Horse Racing Festival

The 18th of the lunar calendar, it was time for Gasha village to start their three-day horse racing festival of the year. So, with the help of Shike and the village chief who came in to Langmusi to bring a lama back for a home praying service, I got in to the village just in time in the middle of that day.

The road getting there was just as bad as in my memory. Half way, the driver pointed me to a barely visible ruin on the hill. That used to be a fairly sizable monastery resulted from conflicts between one living buddha and those who managed his monastery in Langmusi. The exact detail seems to have quite a bit of variations depending on who was telling the story, but for certain fights broke out, builidngs demolished, and the living buddha was expelled north.

It was nice not to be among tourists for the horse racing festival. The riders decorated their horses with bright orange or green ribbons. Little pieces of white papers symbolizing good luck were thrown into the air in the batches, then came down the grassland like snow-flakes.

A bad quality loud speaker announced the go. People cheered and screamed, the horses flew out of the starting line and out into the make-shift circled field where desert-patched mountain hill can be seen in the not so far distance. It was a nice scene nonetheless.

The longest race was only 3000 meters, three circles. But there were many races. I filmed a few long shot ones and close ups. Everyone wanted to see what I see through my viewfinder. Among the onlookers, a monk with an expensive Canon.

At the break, I cruised the white tents where locals hang out for drink and food. People in one tent called me over so I did. They giggled more than they could talk to me. Two monks came in and someone in the tent offered to pay for their food. Without me knowing, one young man in the tent paid my soda, then asked me to take photo with them.
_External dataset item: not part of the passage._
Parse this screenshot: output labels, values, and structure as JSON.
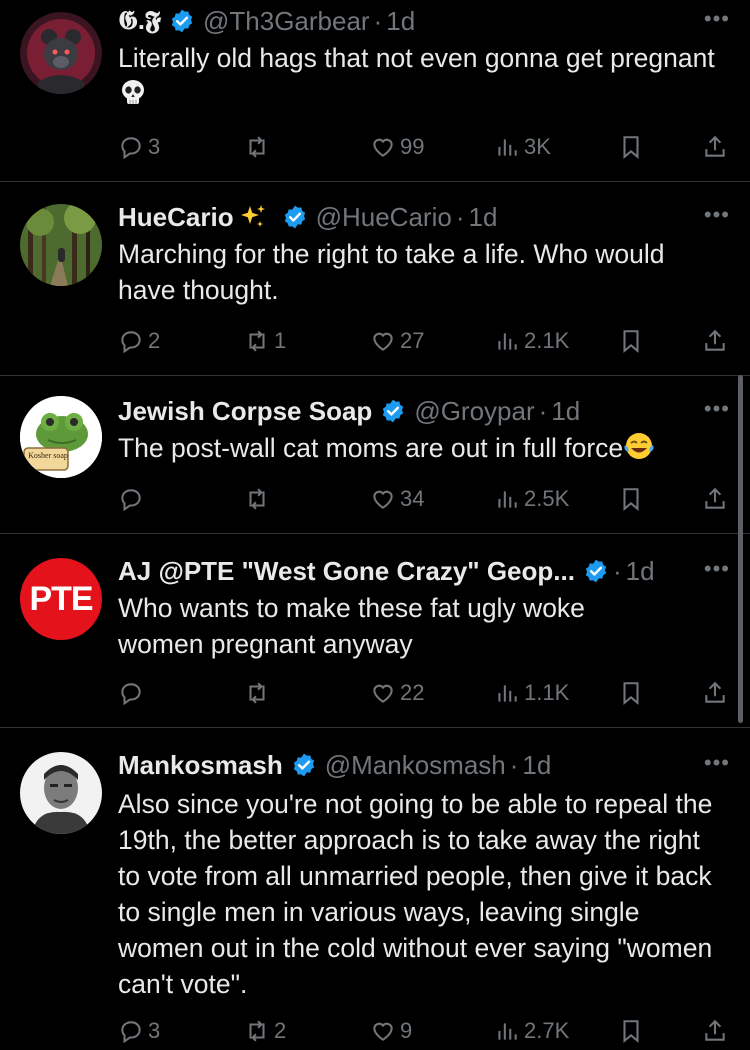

The Tibetans seem to like to have their photo taken, as long as you show them afterward. The two young men who walked with me to the open field put on a serious look when they were ready for their picture, then motioned me to sit in between them for another shot.

It got chilled pretty quickly as the day winded down. Very pretty light when the final round of the racing began. Even though I have no idea how these footage would fit in the story, I was nice to witness a real horse racing festival out in the pastureland.